A party of bachelor tourists, 'tired of the matrimonial thrall, resolve to emigrate and seek seclusion in some out of the way spot." They set sail under the guidence of Captain Cook Jnr. and eventually land on what they believe to be an uninhabited island. One of the ship's crew, a young middy named Moustique, sets out to explore the island and discovers that it is peopled solely by women. 'Consternation ensues among the [men] when they learn this intelligence; and their fears are further augmented upon hearing that any man found upon the island must suffer death before sunrise on the succeeding day. When the women, led by their ruler Queen Venus and her ministry, discover the men they vow to wreck vengeance upon them. Moustique is to be spared, however, on account of his youth. In the end, however, 'love conquers the hearts of the manumitted maidens, and they succumb to Cupid's influence.' Marriage is reverted to, misogyny banishes, and it is to be hoped all live happily ever afterwards" (Sydney Morning Herald 2 July 1889, p3).
Initially titled Queen Venus, Clarke and French composer Henri Kowalski (q.v.) collaborated on this three act opera during 1880, and it was almost completed at the time of the librettist's death the following year. Although the first complete production of the opera in Australia was undertaken in 1889 (under the title Moustique), the opera is said to have been staged in Brussels in 1883 under Kowalski's musical direction.
The Sydney Morning Herald theatre critic assessed the libretto as 'slight in the extreme," pointing to Clarke's failure to give the story's namesake enough narrative time. 'The only one left out in the cold," he or she writes, "is Moustique.... The piece as it stands is rather like Hamlet minus the Prince of Denmark" (p10). The libretto was viewed by the same reviewer as lending difficulties to the setting of the score that the composer was largely unable to deal with. "That there is good work in the opera cannot be denied... [it] is invariable light and sparkling, partaking as it does of the Offenbach school, and it contains some pleasing and catching compositions... The orchestration is not so able as it might be, but the music ripples along gaily from start to finish" (3 July 1889, p10). Songs known to have been written for the opera are: "I am the Merry Little Moustique" and "Work, Work."
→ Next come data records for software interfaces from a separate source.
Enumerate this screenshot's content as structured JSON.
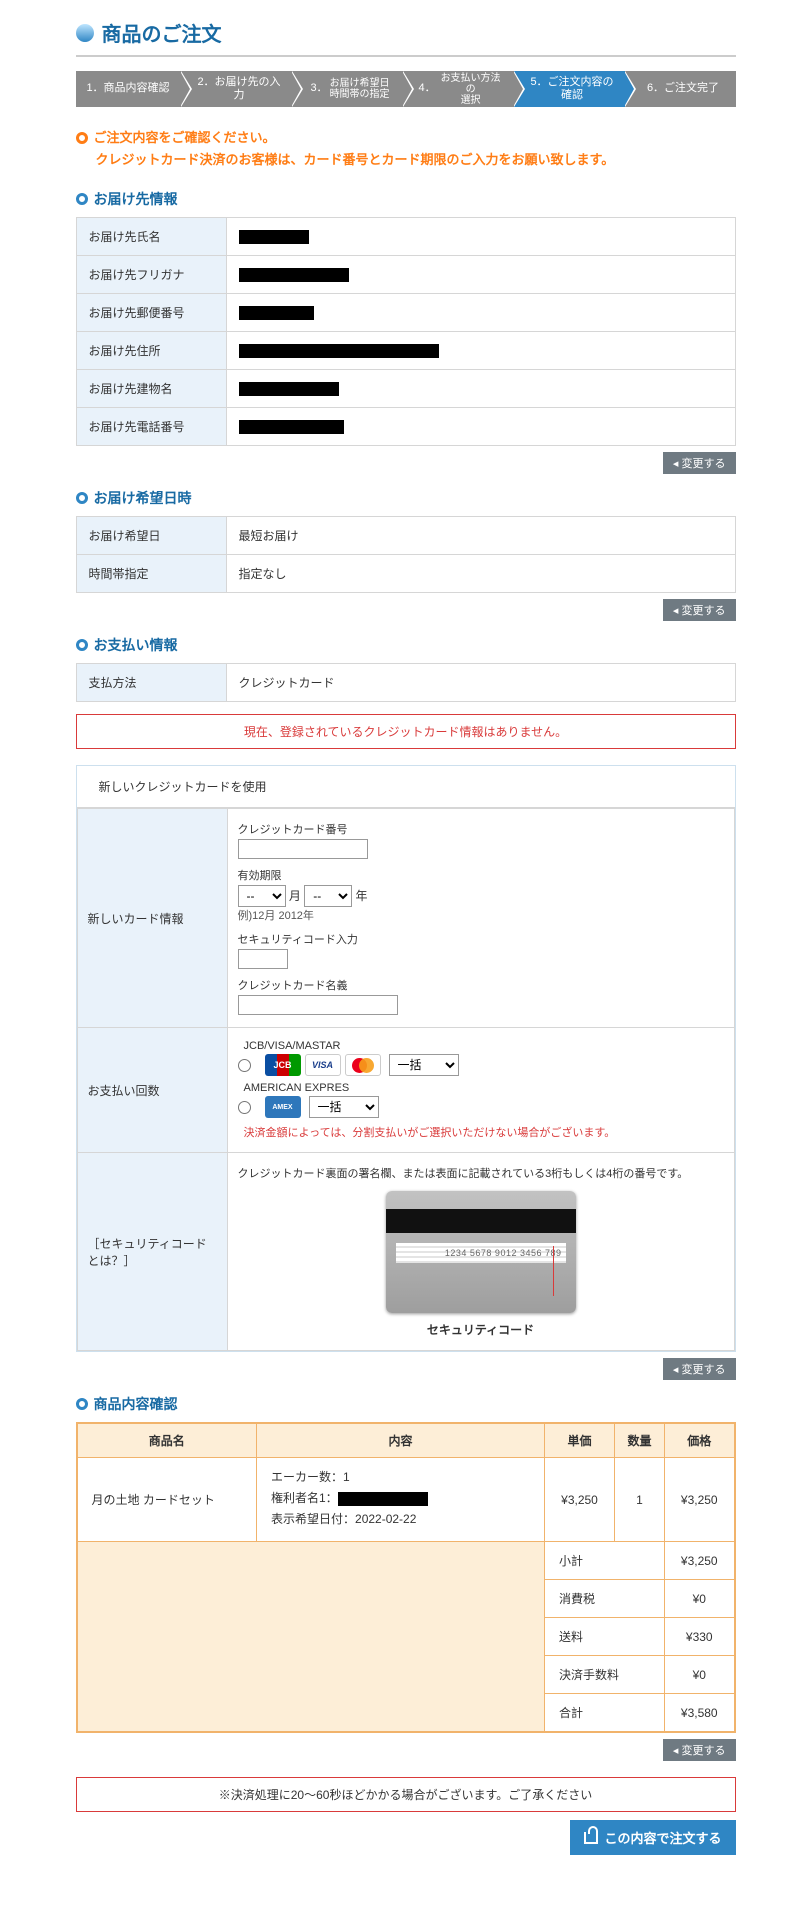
{
  "page": {
    "title": "商品のご注文"
  },
  "steps": [
    {
      "label": "1．商品内容確認"
    },
    {
      "label": "2．お届け先の入力"
    },
    {
      "label_l1": "3．",
      "label_l2a": "お届け希望日",
      "label_l2b": "時間帯の指定"
    },
    {
      "label_l1": "4．",
      "label_l2a": "お支払い方法の",
      "label_l2b": "選択"
    },
    {
      "label": "5．ご注文内容の確認"
    },
    {
      "label": "6．ご注文完了"
    }
  ],
  "alert": {
    "title": "ご注文内容をご確認ください。",
    "sub": "クレジットカード決済のお客様は、カード番号とカード期限のご入力をお願い致します。"
  },
  "sections": {
    "delivery_info": "お届け先情報",
    "delivery_date": "お届け希望日時",
    "payment_info": "お支払い情報",
    "product_check": "商品内容確認"
  },
  "delivery": {
    "labels": {
      "name": "お届け先氏名",
      "furigana": "お届け先フリガナ",
      "postal": "お届け先郵便番号",
      "address": "お届け先住所",
      "building": "お届け先建物名",
      "phone": "お届け先電話番号"
    }
  },
  "delivery_date": {
    "labels": {
      "date": "お届け希望日",
      "time": "時間帯指定"
    },
    "values": {
      "date": "最短お届け",
      "time": "指定なし"
    }
  },
  "payment": {
    "method_label": "支払方法",
    "method_value": "クレジットカード",
    "no_card_notice": "現在、登録されているクレジットカード情報はありません。",
    "new_card_head": "新しいクレジットカードを使用",
    "card_info_label": "新しいカード情報",
    "cc_number_label": "クレジットカード番号",
    "expiry_label": "有効期限",
    "expiry_month_placeholder": "--",
    "expiry_year_placeholder": "--",
    "month_unit": "月",
    "year_unit": "年",
    "expiry_hint": "例)12月 2012年",
    "seccode_label": "セキュリティコード入力",
    "cardname_label": "クレジットカード名義",
    "pay_count_label": "お支払い回数",
    "brand_jvm": "JCB/VISA/MASTAR",
    "brand_amex": "AMERICAN EXPRES",
    "installments_default": "一括",
    "installments_warn": "決済金額によっては、分割支払いがご選択いただけない場合がございます。",
    "sec_q_label": "［セキュリティコードとは？］",
    "sec_desc": "クレジットカード裏面の署名欄、または表面に記載されている3桁もしくは4桁の番号です。",
    "card_sample_digits": "1234 5678 9012 3456 789",
    "sec_caption": "セキュリティコード"
  },
  "product": {
    "headers": {
      "name": "商品名",
      "content": "内容",
      "unit_price": "単価",
      "qty": "数量",
      "price": "価格"
    },
    "item": {
      "name": "月の土地 カードセット",
      "acre_label": "エーカー数：",
      "acre_value": "1",
      "holder_label": "権利者名1：",
      "date_label": "表示希望日付：",
      "date_value": "2022-02-22",
      "unit_price": "¥3,250",
      "qty": "1",
      "price": "¥3,250"
    },
    "totals": {
      "subtotal_label": "小計",
      "subtotal": "¥3,250",
      "tax_label": "消費税",
      "tax": "¥0",
      "shipping_label": "送料",
      "shipping": "¥330",
      "fee_label": "決済手数料",
      "fee": "¥0",
      "total_label": "合計",
      "total": "¥3,580"
    }
  },
  "buttons": {
    "change": "◂ 変更する",
    "order": "この内容で注文する"
  },
  "bottom_notice": "※決済処理に20～60秒ほどかかる場合がございます。ご了承ください"
}
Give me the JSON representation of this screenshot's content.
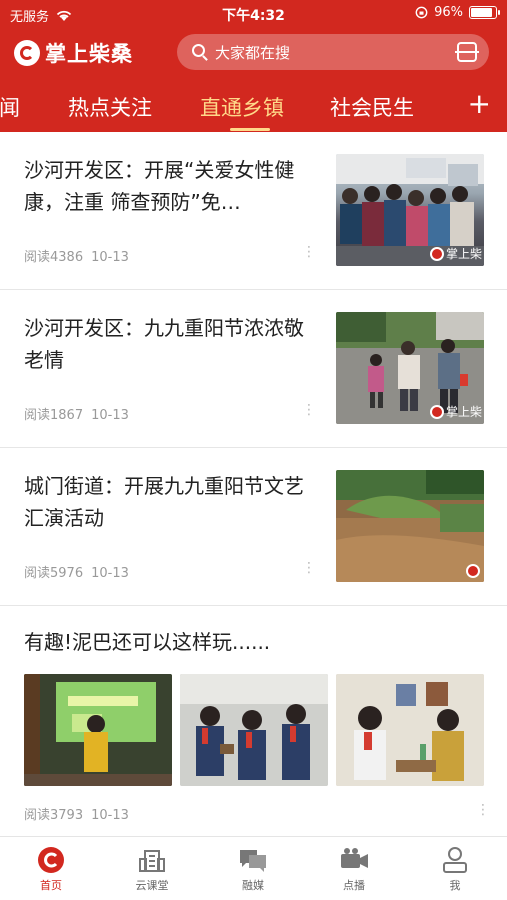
{
  "status_bar": {
    "carrier": "无服务",
    "time": "下午4:32",
    "battery": "96%"
  },
  "app": {
    "name": "掌上柴桑",
    "search_placeholder": "大家都在搜"
  },
  "tabs": [
    {
      "label": "要闻",
      "active": false
    },
    {
      "label": "热点关注",
      "active": false
    },
    {
      "label": "直通乡镇",
      "active": true
    },
    {
      "label": "社会民生",
      "active": false
    }
  ],
  "articles": [
    {
      "title": "沙河开发区：开展“关爱女性健康，注重  筛查预防”免…",
      "reads": "阅读4386",
      "date": "10-13",
      "watermark": "掌上柴"
    },
    {
      "title": "沙河开发区：九九重阳节浓浓敬老情",
      "reads": "阅读1867",
      "date": "10-13",
      "watermark": "掌上柴"
    },
    {
      "title": "城门街道：开展九九重阳节文艺汇演活动",
      "reads": "阅读5976",
      "date": "10-13",
      "watermark": ""
    },
    {
      "title": "有趣!泥巴还可以这样玩......",
      "reads": "阅读3793",
      "date": "10-13"
    }
  ],
  "bottom_nav": [
    {
      "label": "首页",
      "icon": "home-logo-icon",
      "active": true
    },
    {
      "label": "云课堂",
      "icon": "building-icon",
      "active": false
    },
    {
      "label": "融媒",
      "icon": "chat-bubbles-icon",
      "active": false
    },
    {
      "label": "点播",
      "icon": "video-camera-icon",
      "active": false
    },
    {
      "label": "我",
      "icon": "person-icon",
      "active": false
    }
  ],
  "colors": {
    "brand_red": "#d2281f",
    "active_tab": "#ffd98a"
  }
}
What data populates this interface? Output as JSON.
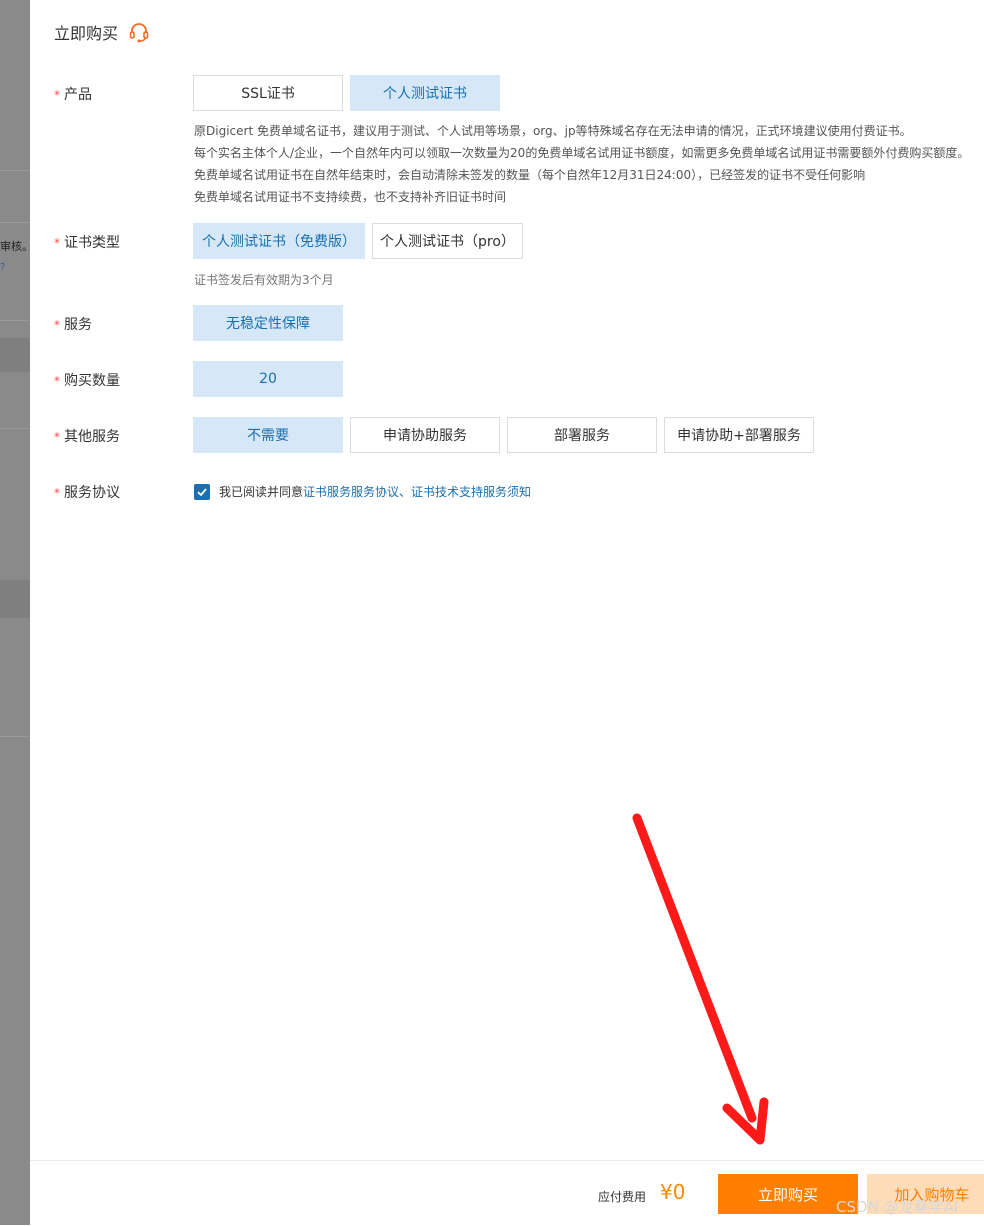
{
  "background": {
    "review_text": "审核。",
    "help_glyph": "?"
  },
  "drawer": {
    "title": "立即购买",
    "required_mark": "*"
  },
  "form": {
    "product": {
      "label": "产品",
      "options": [
        "SSL证书",
        "个人测试证书"
      ],
      "selected": "个人测试证书",
      "description": [
        "原Digicert 免费单域名证书，建议用于测试、个人试用等场景，org、jp等特殊域名存在无法申请的情况，正式环境建议使用付费证书。",
        "每个实名主体个人/企业，一个自然年内可以领取一次数量为20的免费单域名试用证书额度，如需更多免费单域名试用证书需要额外付费购买额度。",
        "免费单域名试用证书在自然年结束时，会自动清除未签发的数量（每个自然年12月31日24:00），已经签发的证书不受任何影响",
        "免费单域名试用证书不支持续费，也不支持补齐旧证书时间"
      ]
    },
    "cert_type": {
      "label": "证书类型",
      "options": [
        "个人测试证书（免费版）",
        "个人测试证书（pro）"
      ],
      "selected": "个人测试证书（免费版）",
      "hint": "证书签发后有效期为3个月"
    },
    "service": {
      "label": "服务",
      "options": [
        "无稳定性保障"
      ],
      "selected": "无稳定性保障"
    },
    "quantity": {
      "label": "购买数量",
      "value": "20"
    },
    "other_services": {
      "label": "其他服务",
      "options": [
        "不需要",
        "申请协助服务",
        "部署服务",
        "申请协助+部署服务"
      ],
      "selected": "不需要"
    },
    "agreement": {
      "label": "服务协议",
      "checked": true,
      "prefix": "我已阅读并同意",
      "link1": "证书服务服务协议",
      "separator": "、",
      "link2": "证书技术支持服务须知"
    }
  },
  "footer": {
    "fee_label": "应付费用",
    "fee_value": "¥0",
    "buy_label": "立即购买",
    "cart_label": "加入购物车"
  },
  "watermark": "CSDN @龙桑学AI",
  "colors": {
    "accent": "#1a6fb0",
    "selected_bg": "#d6e8f7",
    "orange": "#ff7f00",
    "required": "#ff4d4f",
    "annotation_arrow": "#ff1a1a"
  },
  "icons": {
    "title_icon": "headset-icon",
    "check_icon": "checkmark-icon"
  }
}
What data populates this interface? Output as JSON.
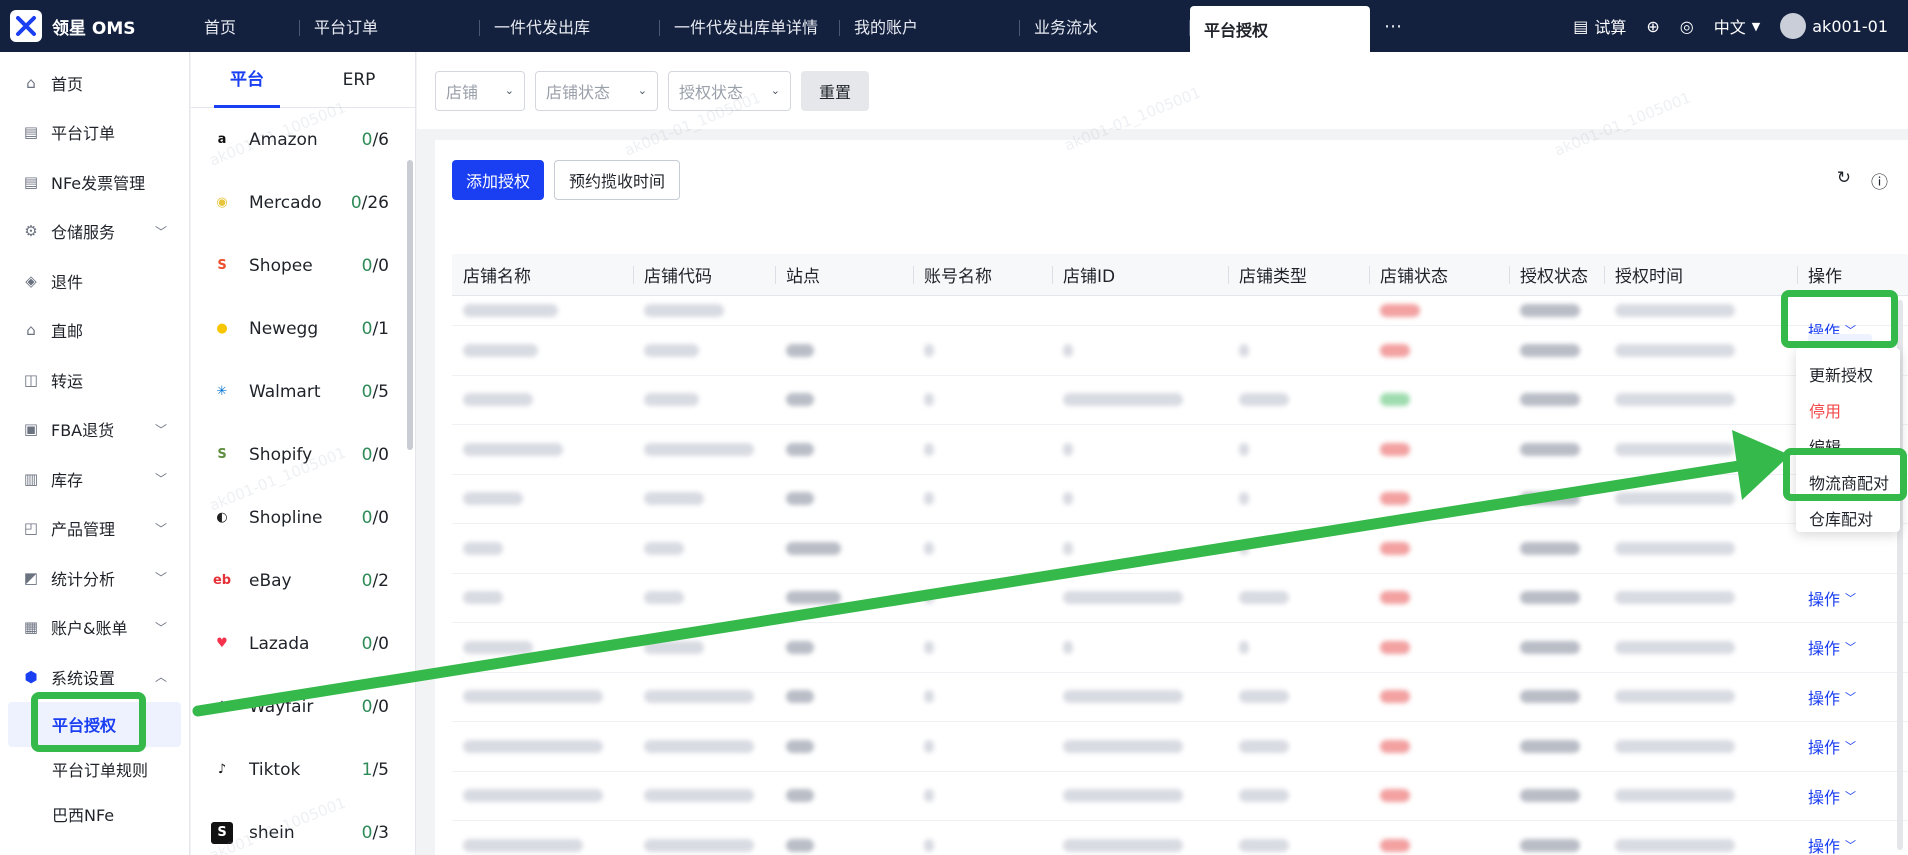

1883 : Alcazar Royal, Brussels ; no details (reference - 'Musical and Dramatic Notes' Sydney Morning Herald 19 September 1896, p4)
1889 : New Opera House, Sydney ; 2-12 July. Dir. Henry Bracy ; Lessee. John Solomon ; Mngr. John Solomon (theatre) and Philip Stuart (for Henri Kowalski) ; Music Dir. Henri Kowalski ; Scenic Art. George Campbell ; Cost. David Jones and Mark Foy. - Cast incl. Lillian Tree, Clara Thompson, Flora Graupner, Isabel Stuart, Kate Freeman, Annie Brown, Francis Trigge, Fanny Montague, Amy De Courcy, Henry Bracy, John Forde, Williams Stevens.
Some confusion over Moustique and its relationship to other works by Clarke has occurred during the past five decades. The first concerns a possible connection between the opera and one of Clarke's first attempts at writing for the stage, a burlesque or farce titled, The Lady of the Lake. The second is a possible connection between Moustique and A Daughter of Eve; Or, A Lesson in Love (1880).
1. Ian McLaren in Marcus Clarke: An Annotated Bibliography (q.v.) proposes a relationship between Moustique and The Lady of the Lake (q.v.), a parody of Sir Walter Scott written and possibly staged as early as 1864 (see p122). However, both stories clearly follow different narrative paths and contain different characters suggesting little or no connection [see Marcus Clarke Papers, Mitchell Library - MS C270]. McLaren also erroneously states that Henri Kowalski wrote the music for the burlesque. The chief problem here is that Kowalski did not arrive in this country until 1880.
2. The second issue, again relating to McLaren's bibliography is the tenuous link between Moustique and A Daughter of Eve (q.v.), which was staged in Ballarat and Castlemaine in July 1880 under the alternate title A Lesson in Love. McLaren's suggestion that the work is 'possibly the second act of Queen Venus' (p123), may well be the result of his misreading the relevant section in Brian Elliott's (q.v.) biography of Clarke (see p231). This error has subsequently been repeated in other publications, the Annotated Calendar of Plays Premiered in Australia: 1870-1890 (q.v.), for example. An analysis of Moustique's plot as reviewed in the Sydney Morning Herald (2 July 1889, p3) and the published version of A Daughter of Eve, indicates, however, that the settings, characters and themes are different in both works, and hence it is extremely unlikely that they are related.